While Tim Farron is virtually unknown outside the United Kingdom and hardly a household name within the country, the Leader of the minority Liberal Democrat Party has a smile on his face these days.
Since the referendum in favour of leaving the European Union last month, the party has signed up 15,000 new members — at one point its head office was handing one inquiry every minute — and has seen swings to it of up to 30 per cent in a number of admittedly minor local government by-elections.
The Liberal Democrats, popularly known as the Lib-Dems, is the only UK political party that has remained resolutely pro-European throughout its history, and after the referendum resulted in a narrow 3.9 per cent majority for leaving the EU, Farron described it as a lost battle – not a lost war.
His pledge to continue to campaign against Brexit, promising that a future Liberal Democrat Government would seek to restore the UK’s membership, has struck a chord, both with disillusioned pro-EU supporters and not a few who are having second thoughts about their vote to leave.
As the Conservatives continue to be divided between Brexit and Remain supporters and Labour is in a state of chaos over Jeremy Corbyn’s leadership, Farron has said that while the outcome of the referendum has to be respected, voters should know the Lib-Dems remain committed to the EU and would continue to have a platform dedicated to re-joining.

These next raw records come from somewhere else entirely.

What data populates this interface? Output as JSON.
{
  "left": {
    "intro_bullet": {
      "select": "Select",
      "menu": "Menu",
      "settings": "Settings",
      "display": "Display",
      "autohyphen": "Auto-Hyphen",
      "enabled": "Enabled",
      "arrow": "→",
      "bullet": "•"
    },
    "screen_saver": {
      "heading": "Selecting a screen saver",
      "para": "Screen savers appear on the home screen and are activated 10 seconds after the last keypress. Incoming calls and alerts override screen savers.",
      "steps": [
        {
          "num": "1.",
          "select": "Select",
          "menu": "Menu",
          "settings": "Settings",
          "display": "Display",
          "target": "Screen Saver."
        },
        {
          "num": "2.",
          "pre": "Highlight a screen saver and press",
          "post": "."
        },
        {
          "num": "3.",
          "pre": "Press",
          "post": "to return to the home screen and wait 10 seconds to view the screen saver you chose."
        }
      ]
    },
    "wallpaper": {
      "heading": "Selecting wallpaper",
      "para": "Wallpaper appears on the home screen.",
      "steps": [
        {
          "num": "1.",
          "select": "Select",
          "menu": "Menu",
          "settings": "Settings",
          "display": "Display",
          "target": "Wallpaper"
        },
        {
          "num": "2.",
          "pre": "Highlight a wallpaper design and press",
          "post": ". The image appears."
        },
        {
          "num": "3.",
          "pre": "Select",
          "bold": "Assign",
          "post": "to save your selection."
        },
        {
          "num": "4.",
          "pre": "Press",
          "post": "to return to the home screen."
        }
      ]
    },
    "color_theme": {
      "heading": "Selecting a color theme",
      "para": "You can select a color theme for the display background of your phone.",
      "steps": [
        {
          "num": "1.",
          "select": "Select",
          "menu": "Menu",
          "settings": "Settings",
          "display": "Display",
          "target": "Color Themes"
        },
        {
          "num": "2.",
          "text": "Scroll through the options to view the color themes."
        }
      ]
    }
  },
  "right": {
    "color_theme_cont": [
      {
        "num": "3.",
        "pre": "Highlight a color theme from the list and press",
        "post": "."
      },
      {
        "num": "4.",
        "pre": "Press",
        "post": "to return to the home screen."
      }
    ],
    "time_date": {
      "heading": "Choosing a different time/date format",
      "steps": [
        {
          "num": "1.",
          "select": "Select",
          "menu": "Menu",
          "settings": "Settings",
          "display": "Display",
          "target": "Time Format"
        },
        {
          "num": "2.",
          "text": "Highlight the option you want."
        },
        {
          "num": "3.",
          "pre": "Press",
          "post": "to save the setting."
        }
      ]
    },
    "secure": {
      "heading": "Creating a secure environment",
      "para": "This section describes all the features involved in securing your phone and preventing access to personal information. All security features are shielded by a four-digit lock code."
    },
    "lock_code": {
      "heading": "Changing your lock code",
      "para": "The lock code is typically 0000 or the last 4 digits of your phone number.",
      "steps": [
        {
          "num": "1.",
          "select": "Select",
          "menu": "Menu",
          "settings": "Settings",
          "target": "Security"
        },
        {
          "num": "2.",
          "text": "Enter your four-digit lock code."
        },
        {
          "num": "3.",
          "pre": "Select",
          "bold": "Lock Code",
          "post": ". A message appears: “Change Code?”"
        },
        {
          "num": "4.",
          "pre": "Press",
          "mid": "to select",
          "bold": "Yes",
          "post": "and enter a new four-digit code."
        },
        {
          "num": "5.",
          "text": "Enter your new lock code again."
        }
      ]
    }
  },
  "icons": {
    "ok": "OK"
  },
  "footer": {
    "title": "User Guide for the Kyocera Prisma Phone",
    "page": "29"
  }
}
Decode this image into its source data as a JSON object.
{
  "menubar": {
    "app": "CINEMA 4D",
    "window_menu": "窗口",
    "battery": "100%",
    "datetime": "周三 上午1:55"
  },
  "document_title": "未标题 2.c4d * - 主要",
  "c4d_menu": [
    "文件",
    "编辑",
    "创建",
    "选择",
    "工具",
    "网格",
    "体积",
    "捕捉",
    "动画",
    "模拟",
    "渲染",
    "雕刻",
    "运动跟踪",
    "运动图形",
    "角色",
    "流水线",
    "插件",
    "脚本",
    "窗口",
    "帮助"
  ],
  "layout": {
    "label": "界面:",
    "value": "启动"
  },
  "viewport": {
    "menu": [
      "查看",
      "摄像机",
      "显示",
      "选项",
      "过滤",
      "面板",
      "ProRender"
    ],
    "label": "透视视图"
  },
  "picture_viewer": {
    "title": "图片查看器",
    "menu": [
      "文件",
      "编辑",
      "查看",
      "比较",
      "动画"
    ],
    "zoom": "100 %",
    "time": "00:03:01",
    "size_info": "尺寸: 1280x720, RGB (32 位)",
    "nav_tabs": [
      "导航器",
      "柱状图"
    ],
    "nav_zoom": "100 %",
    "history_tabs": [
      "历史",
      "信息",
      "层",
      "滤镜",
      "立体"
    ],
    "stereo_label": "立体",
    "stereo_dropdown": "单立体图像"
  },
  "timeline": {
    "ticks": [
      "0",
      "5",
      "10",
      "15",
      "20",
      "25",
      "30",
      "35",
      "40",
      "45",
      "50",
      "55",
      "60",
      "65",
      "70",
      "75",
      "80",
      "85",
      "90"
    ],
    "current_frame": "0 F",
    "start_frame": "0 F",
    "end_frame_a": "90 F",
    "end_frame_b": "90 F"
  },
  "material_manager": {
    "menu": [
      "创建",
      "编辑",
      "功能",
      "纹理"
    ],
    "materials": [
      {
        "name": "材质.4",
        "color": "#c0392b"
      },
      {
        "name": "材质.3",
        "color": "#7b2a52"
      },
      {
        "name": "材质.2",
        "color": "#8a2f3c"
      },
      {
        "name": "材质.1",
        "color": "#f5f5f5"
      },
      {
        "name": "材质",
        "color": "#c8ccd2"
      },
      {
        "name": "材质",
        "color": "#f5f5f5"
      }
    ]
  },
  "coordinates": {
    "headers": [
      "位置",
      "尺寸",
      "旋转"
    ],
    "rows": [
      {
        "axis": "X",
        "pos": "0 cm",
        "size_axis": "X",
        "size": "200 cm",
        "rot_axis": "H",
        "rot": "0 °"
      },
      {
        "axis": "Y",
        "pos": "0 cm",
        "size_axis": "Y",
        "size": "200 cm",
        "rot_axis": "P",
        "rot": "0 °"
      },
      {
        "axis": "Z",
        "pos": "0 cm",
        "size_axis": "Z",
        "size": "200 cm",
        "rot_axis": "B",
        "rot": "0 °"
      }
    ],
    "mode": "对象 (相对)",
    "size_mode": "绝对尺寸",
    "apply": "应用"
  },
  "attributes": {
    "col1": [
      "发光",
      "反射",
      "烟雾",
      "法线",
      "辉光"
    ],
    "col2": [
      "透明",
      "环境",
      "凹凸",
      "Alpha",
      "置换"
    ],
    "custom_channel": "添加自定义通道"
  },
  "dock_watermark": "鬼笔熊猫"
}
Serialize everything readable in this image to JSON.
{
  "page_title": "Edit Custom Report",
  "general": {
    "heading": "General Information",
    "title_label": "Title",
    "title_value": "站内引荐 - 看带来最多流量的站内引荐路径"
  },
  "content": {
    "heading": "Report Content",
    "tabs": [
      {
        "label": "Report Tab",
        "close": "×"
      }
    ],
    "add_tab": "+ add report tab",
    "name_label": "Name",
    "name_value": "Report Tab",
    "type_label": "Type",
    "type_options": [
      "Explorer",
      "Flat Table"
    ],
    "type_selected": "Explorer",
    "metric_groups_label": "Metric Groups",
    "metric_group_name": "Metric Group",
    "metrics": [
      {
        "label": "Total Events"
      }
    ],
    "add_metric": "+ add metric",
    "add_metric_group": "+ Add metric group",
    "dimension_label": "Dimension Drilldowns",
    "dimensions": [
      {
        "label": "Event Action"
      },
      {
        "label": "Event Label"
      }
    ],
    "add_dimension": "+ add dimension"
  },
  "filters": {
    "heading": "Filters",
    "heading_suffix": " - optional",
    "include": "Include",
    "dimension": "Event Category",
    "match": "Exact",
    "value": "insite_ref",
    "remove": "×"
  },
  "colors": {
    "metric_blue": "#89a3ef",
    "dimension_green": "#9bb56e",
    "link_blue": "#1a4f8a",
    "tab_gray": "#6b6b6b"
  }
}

“For many millions of people, the referendum was not a vote to leave Europe, it was a howl of anger at politicians and institutions that they felt were out of touch and let them down,” Mr Farron said.
“The British people deserve the chance not to be stuck with the appalling consequences of a Leave campaign that stoked that anger with the lies of Farage, Johnson and Gove.
“The Liberal Democrats will fight the next election on a clear promise to restore British prosperity and its role in the world with the UK in the European Union, not out.
“If you agree with us, join us to make this happen.”
At first sight this seems a long shot. The Lib-Dems have just eight MPs in the 650-member House of Commons, down from more than 50 after voters punished them for keeping the Conservatives in power as the junior partner in a coalition between 2010 and 2015.
The latest surge in their popularity would see the party regain that lost ground and possibly more if an election were to be held now.
Of course, one is not due until 2020 and new Prime Minister Theresa May has said the Government will serve its full term. However, given the current volatile state of UK politics, that is a brave statement.